§ Instructions for the task:
Below are records to write out exactly; drop the pictures when you do.

** Opening Materials provided block **

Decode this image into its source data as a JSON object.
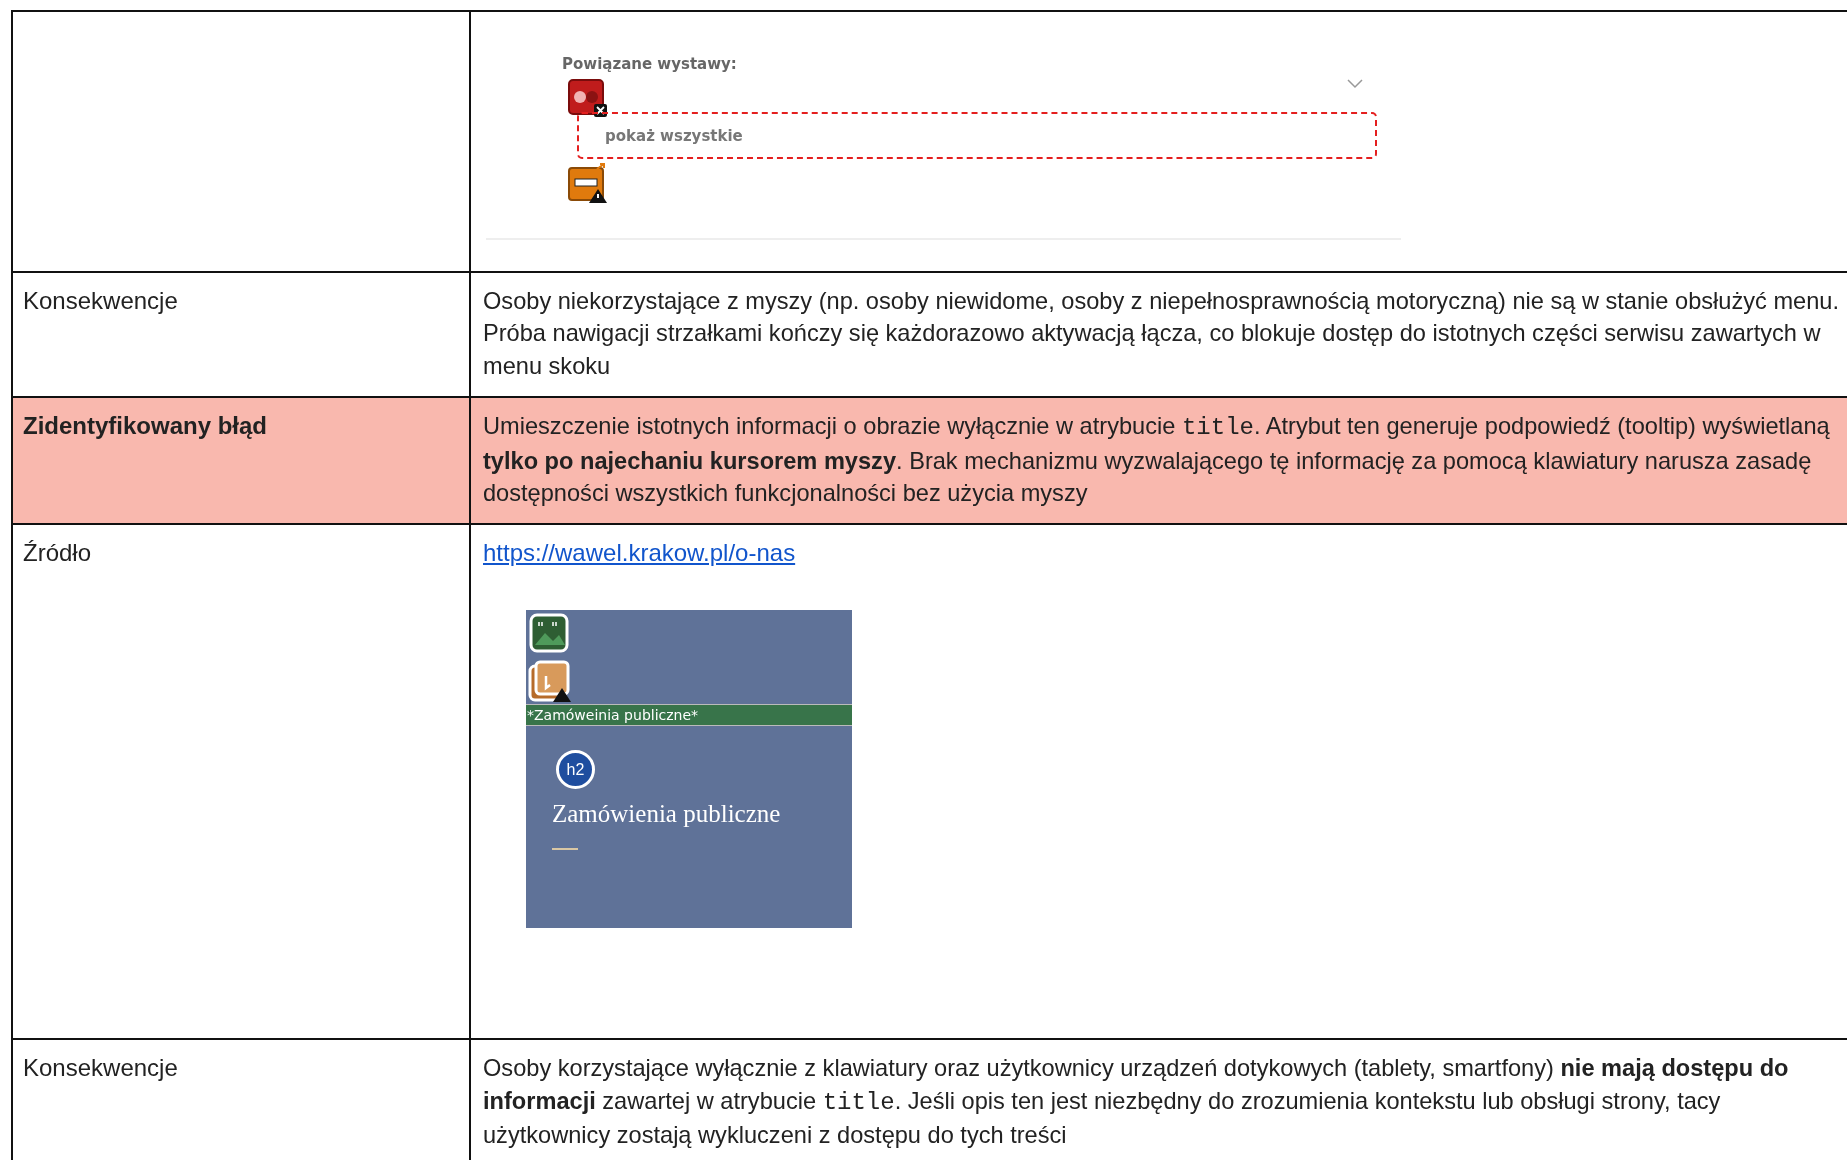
{
  "table": {
    "rows": [
      {
        "kind": "exhibit-figure",
        "highlighted": false,
        "figure": {
          "title": "Powiązane wystawy:",
          "button": "pokaż wszystkie"
        }
      },
      {
        "kind": "text",
        "highlighted": false,
        "label": "Konsekwencje",
        "paragraph": [
          {
            "kind": "plain",
            "text": "Osoby niekorzystające z myszy (np. osoby niewidome, osoby z niepełnosprawnością motoryczną) nie są w stanie obsłużyć menu. Próba nawigacji strzałkami kończy się każdorazowo aktywacją łącza, co blokuje dostęp do istotnych części serwisu zawartych w menu skoku"
          }
        ]
      },
      {
        "kind": "text",
        "highlighted": true,
        "label": "Zidentyfikowany błąd",
        "paragraph": [
          {
            "kind": "plain",
            "text": "Umieszczenie istotnych informacji o obrazie wyłącznie w atrybucie "
          },
          {
            "kind": "code",
            "text": "title"
          },
          {
            "kind": "plain",
            "text": ". Atrybut ten generuje podpowiedź (tooltip) wyświetlaną "
          },
          {
            "kind": "bold",
            "text": "tylko po najechaniu kursorem myszy"
          },
          {
            "kind": "plain",
            "text": ". Brak mechanizmu wyzwalającego tę informację za pomocą klawiatury narusza zasadę dostępności wszystkich funkcjonalności bez użycia myszy"
          }
        ]
      },
      {
        "kind": "source",
        "highlighted": false,
        "label": "Źródło",
        "link": "https://wawel.krakow.pl/o-nas",
        "figure": {
          "bar_text": "*Zamóweinia publiczne*",
          "badge": "h2",
          "heading": "Zamówienia publiczne"
        }
      },
      {
        "kind": "text",
        "highlighted": false,
        "label": "Konsekwencje",
        "paragraph": [
          {
            "kind": "plain",
            "text": "Osoby korzystające wyłącznie z klawiatury oraz użytkownicy urządzeń dotykowych (tablety, smartfony) "
          },
          {
            "kind": "bold",
            "text": "nie mają dostępu do informacji"
          },
          {
            "kind": "plain",
            "text": " zawartej w atrybucie "
          },
          {
            "kind": "code",
            "text": "title"
          },
          {
            "kind": "plain",
            "text": ". Jeśli opis ten jest niezbędny do zrozumienia kontekstu lub obsługi strony, tacy użytkownicy zostają wykluczeni z dostępu do tych treści"
          }
        ]
      }
    ]
  }
}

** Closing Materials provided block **

§ Task response:
Decode this image into its source data as a JSON object.
{
  "table": {
    "rows": [
      {
        "kind": "exhibit-figure",
        "highlighted": false,
        "figure": {
          "title": "Powiązane wystawy:",
          "button": "pokaż wszystkie"
        }
      },
      {
        "kind": "text",
        "highlighted": false,
        "label": "Konsekwencje",
        "paragraph": [
          {
            "kind": "plain",
            "text": "Osoby niekorzystające z myszy (np. osoby niewidome, osoby z niepełnosprawnością motoryczną) nie są w stanie obsłużyć menu. Próba nawigacji strzałkami kończy się każdorazowo aktywacją łącza, co blokuje dostęp do istotnych części serwisu zawartych w menu skoku"
          }
        ]
      },
      {
        "kind": "text",
        "highlighted": true,
        "label": "Zidentyfikowany błąd",
        "paragraph": [
          {
            "kind": "plain",
            "text": "Umieszczenie istotnych informacji o obrazie wyłącznie w atrybucie "
          },
          {
            "kind": "code",
            "text": "title"
          },
          {
            "kind": "plain",
            "text": ". Atrybut ten generuje podpowiedź (tooltip) wyświetlaną "
          },
          {
            "kind": "bold",
            "text": "tylko po najechaniu kursorem myszy"
          },
          {
            "kind": "plain",
            "text": ". Brak mechanizmu wyzwalającego tę informację za pomocą klawiatury narusza zasadę dostępności wszystkich funkcjonalności bez użycia myszy"
          }
        ]
      },
      {
        "kind": "source",
        "highlighted": false,
        "label": "Źródło",
        "link": "https://wawel.krakow.pl/o-nas",
        "figure": {
          "bar_text": "*Zamóweinia publiczne*",
          "badge": "h2",
          "heading": "Zamówienia publiczne"
        }
      },
      {
        "kind": "text",
        "highlighted": false,
        "label": "Konsekwencje",
        "paragraph": [
          {
            "kind": "plain",
            "text": "Osoby korzystające wyłącznie z klawiatury oraz użytkownicy urządzeń dotykowych (tablety, smartfony) "
          },
          {
            "kind": "bold",
            "text": "nie mają dostępu do informacji"
          },
          {
            "kind": "plain",
            "text": " zawartej w atrybucie "
          },
          {
            "kind": "code",
            "text": "title"
          },
          {
            "kind": "plain",
            "text": ". Jeśli opis ten jest niezbędny do zrozumienia kontekstu lub obsługi strony, tacy użytkownicy zostają wykluczeni z dostępu do tych treści"
          }
        ]
      }
    ]
  }
}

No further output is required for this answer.